Why should a candidate choose your company out of the many potential offers he has received? What makes you different? This is what Talent Marketing answers. It means selling your company’s culture and value proposition as an employer. There are many ways in which this can be approached, and most of them are fairly simple to implement.
Blogs related to your company’s expertise, videos which candidates will find intriguing, and also get an idea of what your company believes in.

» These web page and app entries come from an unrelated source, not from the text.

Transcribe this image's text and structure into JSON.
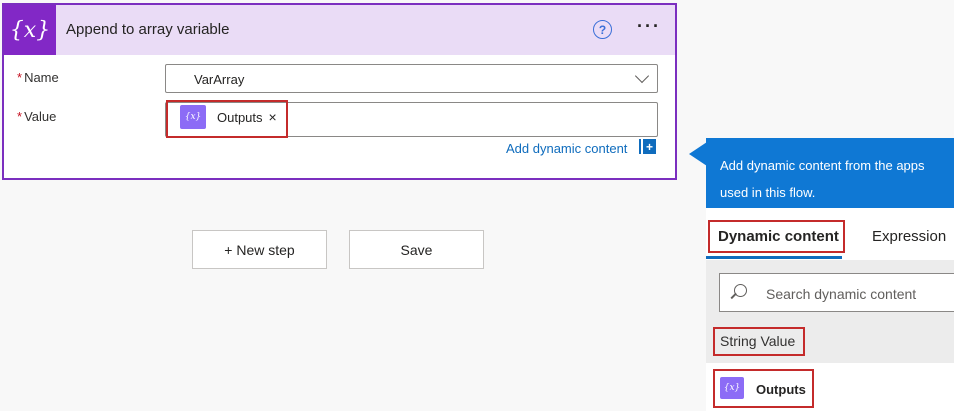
{
  "card": {
    "icon_glyph": "{x}",
    "title": "Append to array variable",
    "help_glyph": "?",
    "more_glyph": "···",
    "name_label": "Name",
    "name_value": "VarArray",
    "value_label": "Value",
    "required_mark": "*",
    "token_label": "Outputs",
    "token_icon": "{x}",
    "token_close": "×",
    "add_dynamic_content": "Add dynamic content",
    "add_dynamic_icon": "+"
  },
  "buttons": {
    "new_step": "+ New step",
    "save": "Save"
  },
  "panel": {
    "header_line1": "Add dynamic content from the apps",
    "header_line2": "used in this flow.",
    "tab_dynamic": "Dynamic content",
    "tab_expression": "Expression",
    "search_placeholder": "Search dynamic content",
    "section_title": "String Value",
    "result_label": "Outputs",
    "result_icon": "{x}"
  },
  "colors": {
    "accent_purple": "#8228c6",
    "highlight_red": "#c42b2b",
    "panel_blue": "#0f78d4",
    "link_blue": "#0f6cbd"
  }
}
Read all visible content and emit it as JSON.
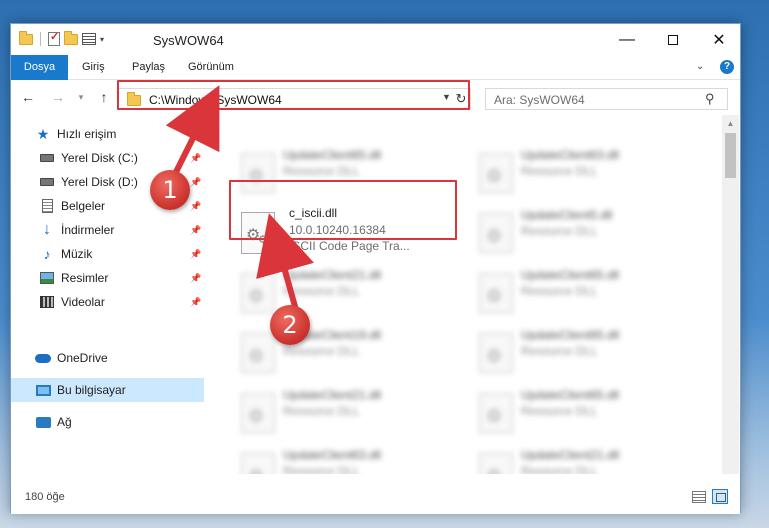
{
  "window": {
    "title": "SysWOW64",
    "minimize_glyph": "—",
    "close_glyph": "✕"
  },
  "ribbon": {
    "tabs": [
      "Dosya",
      "Giriş",
      "Paylaş",
      "Görünüm"
    ],
    "help_glyph": "?"
  },
  "address": {
    "path": "C:\\Windows\\SysWOW64",
    "search_placeholder": "Ara: SysWOW64"
  },
  "nav_pane": {
    "items": [
      {
        "label": "Hızlı erişim",
        "icon": "star-icon",
        "pinned": false
      },
      {
        "label": "Yerel Disk (C:)",
        "icon": "disk-icon",
        "pinned": true
      },
      {
        "label": "Yerel Disk (D:)",
        "icon": "disk-icon",
        "pinned": true
      },
      {
        "label": "Belgeler",
        "icon": "documents-icon",
        "pinned": true
      },
      {
        "label": "İndirmeler",
        "icon": "download-icon",
        "pinned": true
      },
      {
        "label": "Müzik",
        "icon": "music-icon",
        "pinned": true
      },
      {
        "label": "Resimler",
        "icon": "pictures-icon",
        "pinned": true
      },
      {
        "label": "Videolar",
        "icon": "videos-icon",
        "pinned": true
      },
      {
        "label": "OneDrive",
        "icon": "onedrive-icon",
        "pinned": false
      },
      {
        "label": "Bu bilgisayar",
        "icon": "this-pc-icon",
        "pinned": false,
        "selected": true
      },
      {
        "label": "Ağ",
        "icon": "network-icon",
        "pinned": false
      }
    ]
  },
  "files": {
    "highlighted": {
      "name": "c_iscii.dll",
      "version": "10.0.10240.16384",
      "description": "ISCII Code Page Tra..."
    },
    "blurred_left": [
      {
        "name": "UpdateClient65.dll",
        "type": "Resource DLL"
      },
      {
        "name": "UpdateClient21.dll",
        "type": "Resource DLL"
      },
      {
        "name": "UpdateClient19.dll",
        "type": "Resource DLL"
      },
      {
        "name": "UpdateClient21.dll",
        "type": "Resource DLL"
      },
      {
        "name": "UpdateClient63.dll",
        "type": "Resource DLL"
      }
    ],
    "blurred_right": [
      {
        "name": "UpdateClient63.dll",
        "type": "Resource DLL"
      },
      {
        "name": "UpdateClient5.dll",
        "type": "Resource DLL"
      },
      {
        "name": "UpdateClient65.dll",
        "type": "Resource DLL"
      },
      {
        "name": "UpdateClient65.dll",
        "type": "Resource DLL"
      },
      {
        "name": "UpdateClient65.dll",
        "type": "Resource DLL"
      },
      {
        "name": "UpdateClient21.dll",
        "type": "Resource DLL"
      }
    ]
  },
  "status": {
    "item_count": "180 öğe"
  },
  "annotations": {
    "steps": [
      "1",
      "2"
    ],
    "color": "#d9353a"
  }
}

Further, company’s website, is the most common yet effective method to set an impression. The first thing a candidate does after hearing of a potential job opportunity, is to go through the website. The basic thing he/she looks for is “About the company”, and “Motive or Vision”. ‘First impression is the last impression’, is not only true for the employer taking an interview, but also for the candidate when he/she visits the website or meets his/her interviewers. It is difficult to cater to the different preferences of candidates. What works for one may not work for the other. But there are a few things which can completely change the mind of a candidate while looking at the company’s website. For example, an ad popping up as soon as the site opens will create a significant annoyance for the visitor. Too many pop ups , or a complicated interface can add to the negative list for the company. Hence, over marketing is never a wise choice. On the contrary, a section on CSR activities posted by a company on their website can create a positive impact.
Apart from the website aspect and social presence in general, candidate experience, (as soon as he/she enters your premises) is crucial, now this is counter intuitive to the infographic you see at the top of the blog. While traditional thinking is that Talent Marketing stops once a candidate has applied for an opportunity, the reality is that’s when the “rubber hits the road”. If not more its equal to a traveller entering a hotel he booked for holidays. The candidate may not have invested in monetary terms, but he/she comes with time, energy, and qualifications which your organisation desires. Long waiting hours, poor coordination, cold communication, are characteristics which aren’t overlooked by the candidates. So Talent Marketing is actually every touchpoint of the candidate with the organization and if anything else, the start of the application process marks the “business end” of talent marketing.
Stats show that 60% of the candidates have negative candidate experience, and almost 75% voice those publicly. Word of mouth spreads like wildfire, and it isn’t always positive. Which brings us to Feedback and suggestions to help improve the lags in communication, and candidate experience.
As avoiding the candidate and treating him/her as an outsider can prove to be harmful for the company’s reputation. Potential candidates want a sense of belongingness, and also prefer an opportunity to meet the people they’re going to work with, if they decide to join. Successful brands like McDonald’s website has categories like “Benefits” and “Meet Our People” where they share their employees’ stories, roles, images, and testimonials.
A simple quality that is perceived as a benefit by the candidate, can make your company stand out in front of your competitors. Like, a precise and easy to understand job description.
So, your company might not have a separate department for Talent Marketing, but it is omnipresent, and also a holistic approach to recruitment. If you keep the candidate’s welfare in mind, it is an easy goal to attain. Ultimately, it all comes down to the company’s reputation, you make it or break it.